In 1994, a low-key hotel manager in Rwanda became an international hero for sheltering and saving the lives of more than 1,200 people from horrific ethnic slaughter. His display of courage was later portrayed by actor Don Cheadle in the 2004 film Hotel Rwanda.
On Thursday, that former manager, Paul Rusesabagina, visited Washington and announced that he is launching a political campaign against the current Rwandan government, which he called a dictatorship. He hinted strongly that he hopes to run for president, but said he is not yet ready to risk returning to his country because his life would be in danger.
“If things change there today, I will go back tomorrow,” he told a small group of journalists on the anniversary of Rwanda’s 1961 independence from Belgium. He said he wanted to “inspire hope in all Rwandans” for change, and he called on Western officials and donors to pressure the government in Kigali to restore political freedoms and allow fair elections.
Rusesabagina, 62, has been back home only once since the genocide by ethnic Hutu militias that left some 800,000 people dead in just three months, most of them ethnic Tutsis who were hacked to death with machetes. He sought political asylum in Belgium in 1996 and divides his time between homes in Brussels and San Antonio, Texas.
But the one-time seminary student, whose 2006 autobiography is titled An Ordinary Man, has been a tireless crusader for international human rights and democracy. He has won numerous honors including the Presidential Medal of Freedom, which President George W. Bush awarded him in 2005.
He also has become a bitter adversary of Rwandan President Paul Kagame, 52, the former Tutsi rebel leader whose forces liberated the country in 1994. Kagame took power soon afterward and has twice won reelection. Kagame’s government has been supported by Western donors and praised for bringing economic modernization and stability to the deeply impoverished nation.
At the same time, reports from the State Department and human rights groups have criticized state suppression of political dissidents and the news media, including disappearances and extrajudicial executions, and questioned the legitimacy of Kagame’s landslide electoral victories. In 2010, he won a second term with 93 percent of the vote, and last month, the constitution was changed to allow him to serve in office again.
“The government we had in 1994 was a horrible dictatorship. It has been replaced by an equally cruel but more polished dictatorship,” Rusesabagina said Thursday. He accused Kagame of creating a powerful Tutsi “ruling clique” and said the West has supported him largely out of guilt over the genocide, in which the United Nations and the international community did little to intervene.
Rusesabagina said his own political organization, the Party for Democracy in Rwanda, is not able to operate openly in the country. It is based in Brussels, which has a large Rwandan exile community. He is of mixed Hutu and Tutsi parentage and said he seeks to build a society based on ethnic harmony and equity.

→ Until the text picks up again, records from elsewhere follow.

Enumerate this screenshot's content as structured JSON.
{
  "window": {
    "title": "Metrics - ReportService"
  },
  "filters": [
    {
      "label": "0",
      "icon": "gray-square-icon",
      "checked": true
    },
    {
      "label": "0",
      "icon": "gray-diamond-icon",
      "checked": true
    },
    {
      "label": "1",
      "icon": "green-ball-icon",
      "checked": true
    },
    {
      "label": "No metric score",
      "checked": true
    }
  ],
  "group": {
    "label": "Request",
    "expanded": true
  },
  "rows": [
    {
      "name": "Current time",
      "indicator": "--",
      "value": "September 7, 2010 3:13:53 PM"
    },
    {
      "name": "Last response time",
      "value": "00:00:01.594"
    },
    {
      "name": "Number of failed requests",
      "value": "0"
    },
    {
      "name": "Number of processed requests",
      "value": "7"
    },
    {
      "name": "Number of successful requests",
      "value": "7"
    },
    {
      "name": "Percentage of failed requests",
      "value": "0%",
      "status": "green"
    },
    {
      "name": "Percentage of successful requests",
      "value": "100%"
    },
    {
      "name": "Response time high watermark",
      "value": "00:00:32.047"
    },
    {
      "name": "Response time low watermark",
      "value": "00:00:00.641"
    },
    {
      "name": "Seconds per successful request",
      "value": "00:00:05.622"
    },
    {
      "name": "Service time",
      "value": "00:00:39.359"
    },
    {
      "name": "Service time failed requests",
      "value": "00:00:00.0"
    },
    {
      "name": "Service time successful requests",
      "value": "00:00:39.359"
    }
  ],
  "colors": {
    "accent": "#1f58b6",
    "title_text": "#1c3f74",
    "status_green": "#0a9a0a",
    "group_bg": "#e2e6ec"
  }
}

Rwandan officials dismissed his criticisms, saying that the Kagame government has worked hard to build a modern economy and democracy but has sought political consensus rather than antagonism to prevent a resurgence of the ethnic hatred and bloodshed that led to the genocide.
“We don’t boast that we are 100 percent democratic, but we have been building a good foundation for 20 years, and the government’s intent has been to give a good life to people from a policy and legal framework,” said Lawrence Manzi, first counselor at the Rwandan Embassy in Washington.

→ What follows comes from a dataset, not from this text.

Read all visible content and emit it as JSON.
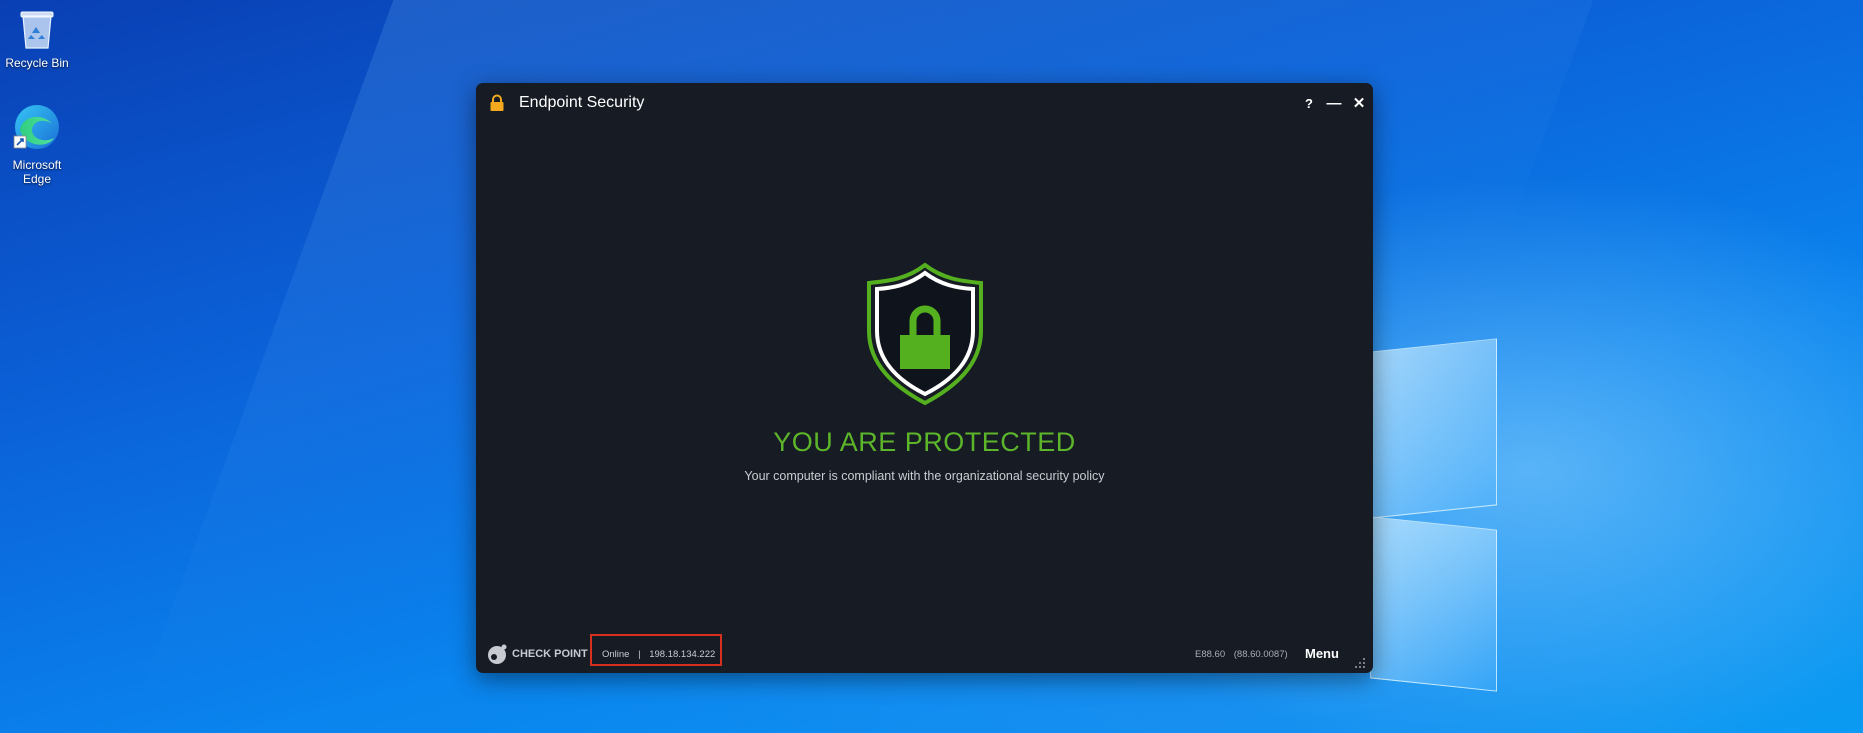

Manzi disparaged Rusesabagina as “a person made by Hollywood” and said he had no credibility, “even with people who were in the hotel” during the massacres. “He got a Hollywood persona and thinks he can exploit it politically.”
Rusesabagina has been criticized for some of his actions during the massacre, such as entertaining Rwandan officials and selling rooms and liquor at the hotel where hundreds of desperate people sought refuge from marauding gangs. But in his book, he asserted that only by using his wits, perks and connections was he able to shelter so many people from what would otherwise be almost certain death.
At one point, an army captain threatened to kill everyone sheltering in the luxury Mille Collines hotel, and the manager quickly offered him a large sum of cash from the hotel safe. As the officer drove away with his death squad, Rusesabagina wrote, he realized “I was not powerless in the face of the murderous insanity. . . . I might be able to negotiate with the devil.”
Genocide Watch is the Coordinator of Alliance Against Genocide. Founded in 1999, the Alliance is made up of over 50 organizations from around the world and was the first coalition of organizations focused completely on preventing genocide.